More than 245 marine scientists from 35 countries have signed a statement to policymakers, requesting that large areas of the sea be set aside as marine reserves, in essence "National Parks at Sea".
The statement, issued by Global Ocean Legacy, illustrates how marine reserves are essential in protecting areas from the pressures of overfishing, pollution, climate change and other human activities.
It also draws comparisons between parks protecting the biodiversity of our lands accounting for 5.8 percent of terrestrial habitats, whilst only 0.4 percent of our ocean’s are fully protected.
The following seven key benefits were outlined in the statement:
- Ensuring that top predators such as sharks, swordfish and marine mammals remain abundant.
- Providing reference sites for future scientific research and public education.
- Matching the scale of management to the scale of important ecosystem processes, such as dispersal and migration of many species.
- Improving resilience to the accelerating impacts of climate change.

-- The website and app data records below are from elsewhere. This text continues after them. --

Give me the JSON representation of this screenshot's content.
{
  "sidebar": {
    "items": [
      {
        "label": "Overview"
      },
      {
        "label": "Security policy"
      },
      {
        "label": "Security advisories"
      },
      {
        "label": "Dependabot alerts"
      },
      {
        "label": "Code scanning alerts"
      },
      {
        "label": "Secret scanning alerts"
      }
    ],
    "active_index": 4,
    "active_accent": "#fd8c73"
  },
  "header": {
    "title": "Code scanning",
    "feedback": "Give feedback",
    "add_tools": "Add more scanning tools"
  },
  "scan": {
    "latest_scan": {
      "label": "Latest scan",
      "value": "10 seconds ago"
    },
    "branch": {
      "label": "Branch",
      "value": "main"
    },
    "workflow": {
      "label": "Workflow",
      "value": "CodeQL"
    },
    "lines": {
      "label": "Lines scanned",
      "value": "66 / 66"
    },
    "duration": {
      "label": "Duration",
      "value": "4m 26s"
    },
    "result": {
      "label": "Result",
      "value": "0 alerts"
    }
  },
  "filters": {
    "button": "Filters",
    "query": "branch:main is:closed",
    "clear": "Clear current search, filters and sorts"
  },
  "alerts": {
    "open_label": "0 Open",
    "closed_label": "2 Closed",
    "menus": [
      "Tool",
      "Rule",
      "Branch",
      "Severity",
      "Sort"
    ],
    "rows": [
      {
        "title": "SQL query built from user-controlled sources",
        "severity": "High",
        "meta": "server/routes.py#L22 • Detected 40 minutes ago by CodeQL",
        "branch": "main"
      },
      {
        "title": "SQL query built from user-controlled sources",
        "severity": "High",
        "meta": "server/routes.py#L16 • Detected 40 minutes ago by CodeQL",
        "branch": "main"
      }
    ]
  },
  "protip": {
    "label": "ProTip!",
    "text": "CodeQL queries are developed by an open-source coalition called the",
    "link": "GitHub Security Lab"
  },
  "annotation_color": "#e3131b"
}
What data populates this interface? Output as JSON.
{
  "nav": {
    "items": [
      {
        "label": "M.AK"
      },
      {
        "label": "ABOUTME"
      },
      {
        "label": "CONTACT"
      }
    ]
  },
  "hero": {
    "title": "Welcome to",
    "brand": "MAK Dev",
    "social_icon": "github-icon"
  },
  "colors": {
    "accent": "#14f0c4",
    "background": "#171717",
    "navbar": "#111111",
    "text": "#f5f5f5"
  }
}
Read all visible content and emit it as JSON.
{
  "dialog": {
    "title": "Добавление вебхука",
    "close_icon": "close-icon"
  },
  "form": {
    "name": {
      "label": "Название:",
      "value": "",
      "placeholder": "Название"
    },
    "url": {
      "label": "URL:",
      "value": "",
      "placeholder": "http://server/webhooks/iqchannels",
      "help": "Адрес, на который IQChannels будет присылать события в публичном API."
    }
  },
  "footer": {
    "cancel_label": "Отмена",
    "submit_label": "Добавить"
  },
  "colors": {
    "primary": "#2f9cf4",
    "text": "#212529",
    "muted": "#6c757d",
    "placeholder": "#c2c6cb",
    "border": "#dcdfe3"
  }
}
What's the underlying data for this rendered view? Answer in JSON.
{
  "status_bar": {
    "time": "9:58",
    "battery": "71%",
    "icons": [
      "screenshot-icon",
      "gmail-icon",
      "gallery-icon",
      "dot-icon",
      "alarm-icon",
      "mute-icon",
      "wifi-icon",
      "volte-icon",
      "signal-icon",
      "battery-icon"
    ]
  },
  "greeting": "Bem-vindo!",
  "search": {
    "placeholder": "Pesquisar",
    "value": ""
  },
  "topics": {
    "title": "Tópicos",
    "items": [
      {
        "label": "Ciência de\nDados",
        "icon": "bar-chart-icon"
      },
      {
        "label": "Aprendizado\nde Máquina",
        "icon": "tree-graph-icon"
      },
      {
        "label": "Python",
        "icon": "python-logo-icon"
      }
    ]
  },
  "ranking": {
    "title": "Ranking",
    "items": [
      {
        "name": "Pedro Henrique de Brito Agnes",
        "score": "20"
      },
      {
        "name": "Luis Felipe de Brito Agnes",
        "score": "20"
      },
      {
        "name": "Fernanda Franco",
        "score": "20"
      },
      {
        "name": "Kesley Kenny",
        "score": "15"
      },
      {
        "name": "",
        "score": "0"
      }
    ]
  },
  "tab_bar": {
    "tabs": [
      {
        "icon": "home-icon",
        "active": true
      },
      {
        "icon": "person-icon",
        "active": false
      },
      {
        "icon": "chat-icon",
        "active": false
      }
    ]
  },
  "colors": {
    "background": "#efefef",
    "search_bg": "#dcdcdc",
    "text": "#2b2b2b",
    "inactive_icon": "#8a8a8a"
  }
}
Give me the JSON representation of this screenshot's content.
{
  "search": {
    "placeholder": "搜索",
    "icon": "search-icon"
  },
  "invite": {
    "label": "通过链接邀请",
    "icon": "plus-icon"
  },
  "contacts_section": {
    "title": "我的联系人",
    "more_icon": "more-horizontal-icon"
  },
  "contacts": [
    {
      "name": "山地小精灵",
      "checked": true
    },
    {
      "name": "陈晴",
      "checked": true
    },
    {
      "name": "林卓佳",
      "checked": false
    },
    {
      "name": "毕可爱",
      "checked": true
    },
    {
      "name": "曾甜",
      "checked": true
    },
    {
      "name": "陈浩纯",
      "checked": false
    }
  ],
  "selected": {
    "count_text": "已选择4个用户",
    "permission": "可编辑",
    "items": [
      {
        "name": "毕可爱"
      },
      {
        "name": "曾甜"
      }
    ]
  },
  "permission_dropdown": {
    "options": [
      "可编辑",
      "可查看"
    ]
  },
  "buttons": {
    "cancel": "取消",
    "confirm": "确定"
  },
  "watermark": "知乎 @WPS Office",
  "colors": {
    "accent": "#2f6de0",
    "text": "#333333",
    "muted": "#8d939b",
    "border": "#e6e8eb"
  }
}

- Ensuring the longâ€term recovery, conservation and maintenance of populations of highly mobile and migratory species.
- Ensuring protection whilst minimising social and economic costs.
- Enhancing the global reputations of managing nations.
Existing protected areas and no-take zones were offered as evidence in supporting the need for such a scheme, including the Chagos Protected Area – a group of tropical islands which form the British Indian Ocean Territory, with an area of some 544,000 square kilometres given protected status by the UK government on April 1st 2010, making Chagos the world’s largest no-take marine reserve.
Global Ocean Legacy, a project of the Pew Environment Group, released the statement on World Ocean Day: 8th June.
If you are a marine scientist, you can add your support to the statement.